#### What you need to do
From the material below, copy every line in which the word "title" occurs.

#### Data records
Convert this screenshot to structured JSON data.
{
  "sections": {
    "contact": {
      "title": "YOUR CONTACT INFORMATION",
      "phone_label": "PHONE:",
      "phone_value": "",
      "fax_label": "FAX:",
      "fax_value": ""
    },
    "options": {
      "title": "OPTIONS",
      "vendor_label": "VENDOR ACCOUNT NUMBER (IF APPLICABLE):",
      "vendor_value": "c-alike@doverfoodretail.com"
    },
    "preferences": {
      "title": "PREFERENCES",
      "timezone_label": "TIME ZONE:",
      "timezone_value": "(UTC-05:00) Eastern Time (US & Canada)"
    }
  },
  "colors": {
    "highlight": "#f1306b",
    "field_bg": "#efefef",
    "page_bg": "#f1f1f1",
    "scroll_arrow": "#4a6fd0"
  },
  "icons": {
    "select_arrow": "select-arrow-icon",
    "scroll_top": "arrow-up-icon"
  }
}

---

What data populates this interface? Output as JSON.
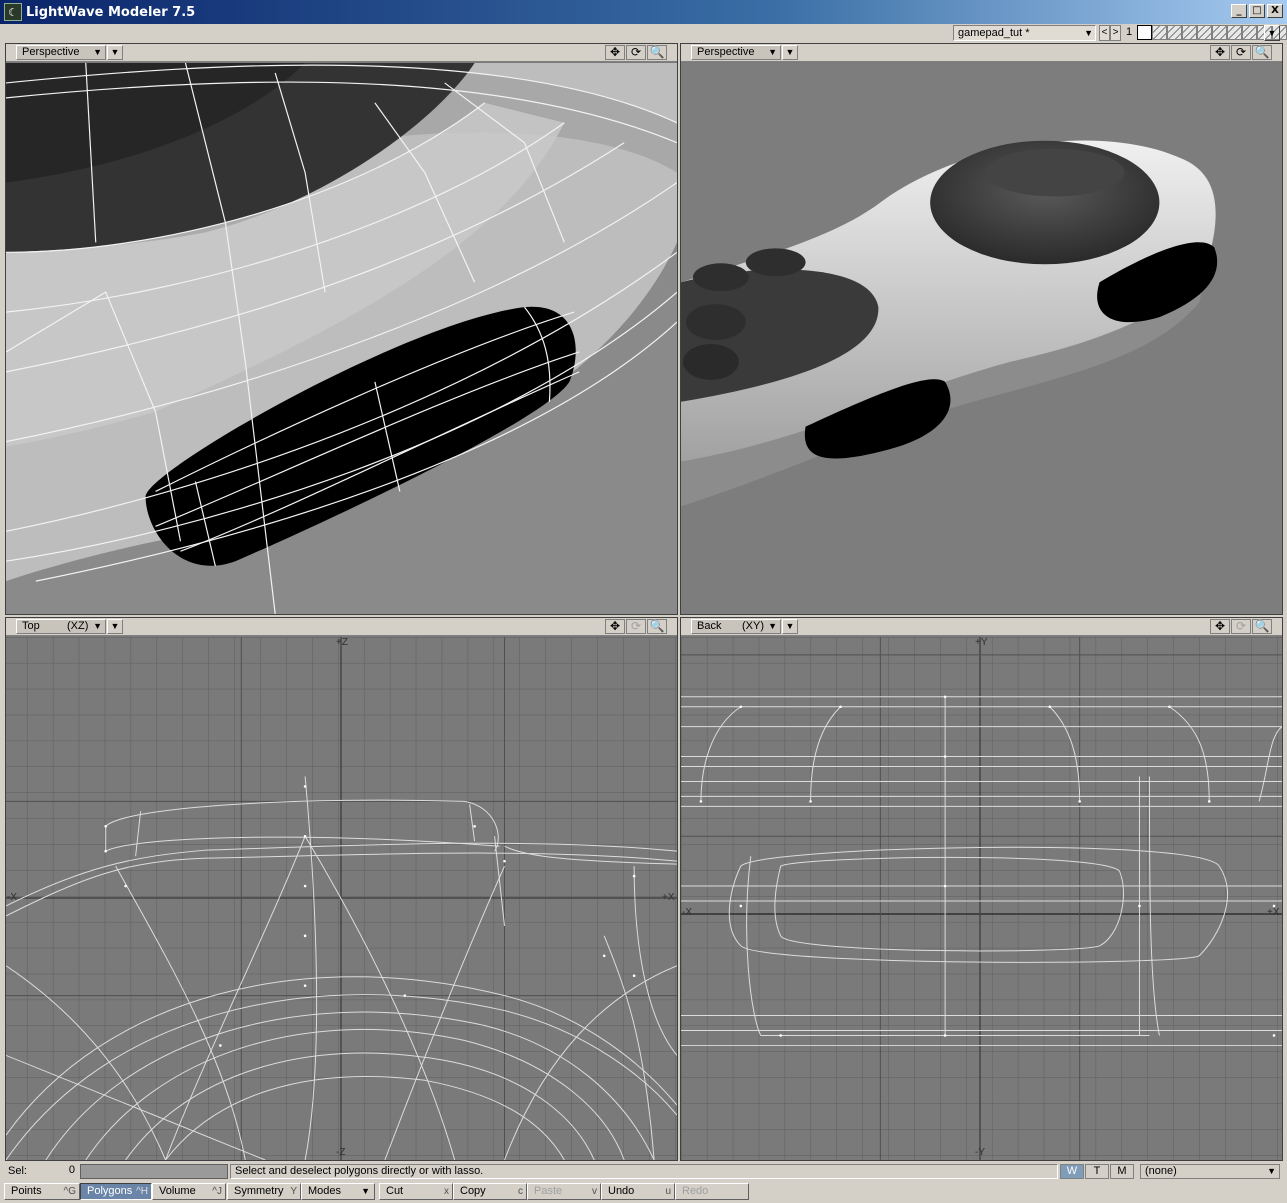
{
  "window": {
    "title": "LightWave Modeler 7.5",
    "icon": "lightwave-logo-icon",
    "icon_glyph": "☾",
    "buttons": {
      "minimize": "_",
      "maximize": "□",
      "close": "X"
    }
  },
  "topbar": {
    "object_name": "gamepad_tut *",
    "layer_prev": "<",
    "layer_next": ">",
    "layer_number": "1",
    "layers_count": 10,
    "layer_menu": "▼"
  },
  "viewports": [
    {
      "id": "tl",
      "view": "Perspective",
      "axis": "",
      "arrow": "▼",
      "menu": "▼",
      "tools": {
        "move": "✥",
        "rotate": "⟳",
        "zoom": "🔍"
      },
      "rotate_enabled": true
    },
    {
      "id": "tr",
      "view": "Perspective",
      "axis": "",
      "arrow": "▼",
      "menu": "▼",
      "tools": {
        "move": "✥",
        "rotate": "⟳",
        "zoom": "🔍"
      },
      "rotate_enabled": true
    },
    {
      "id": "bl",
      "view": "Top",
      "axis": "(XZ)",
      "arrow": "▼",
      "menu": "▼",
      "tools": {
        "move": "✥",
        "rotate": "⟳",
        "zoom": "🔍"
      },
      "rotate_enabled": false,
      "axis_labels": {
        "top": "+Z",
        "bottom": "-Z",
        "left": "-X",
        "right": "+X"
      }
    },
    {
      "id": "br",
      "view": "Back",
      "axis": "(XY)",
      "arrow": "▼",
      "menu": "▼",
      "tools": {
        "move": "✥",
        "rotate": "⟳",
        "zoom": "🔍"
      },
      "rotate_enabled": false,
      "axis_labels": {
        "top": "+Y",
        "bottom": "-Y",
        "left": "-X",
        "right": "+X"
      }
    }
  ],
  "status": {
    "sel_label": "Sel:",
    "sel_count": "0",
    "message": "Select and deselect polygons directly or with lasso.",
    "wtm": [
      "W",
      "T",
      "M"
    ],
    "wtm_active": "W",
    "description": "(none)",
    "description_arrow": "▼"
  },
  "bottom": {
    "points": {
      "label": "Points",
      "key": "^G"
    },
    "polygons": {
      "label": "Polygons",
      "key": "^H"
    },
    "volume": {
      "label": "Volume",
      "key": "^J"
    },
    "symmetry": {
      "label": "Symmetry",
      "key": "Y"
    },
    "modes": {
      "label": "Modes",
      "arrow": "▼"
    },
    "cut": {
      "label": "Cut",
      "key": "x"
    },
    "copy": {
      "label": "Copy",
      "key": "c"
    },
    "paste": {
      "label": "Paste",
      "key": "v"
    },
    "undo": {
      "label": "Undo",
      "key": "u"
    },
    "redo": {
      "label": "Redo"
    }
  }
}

#### Response to this task
      "title": "YOUR CONTACT INFORMATION",
      "title": "OPTIONS",
      "title": "PREFERENCES",
    "title": "LightWave Modeler 7.5",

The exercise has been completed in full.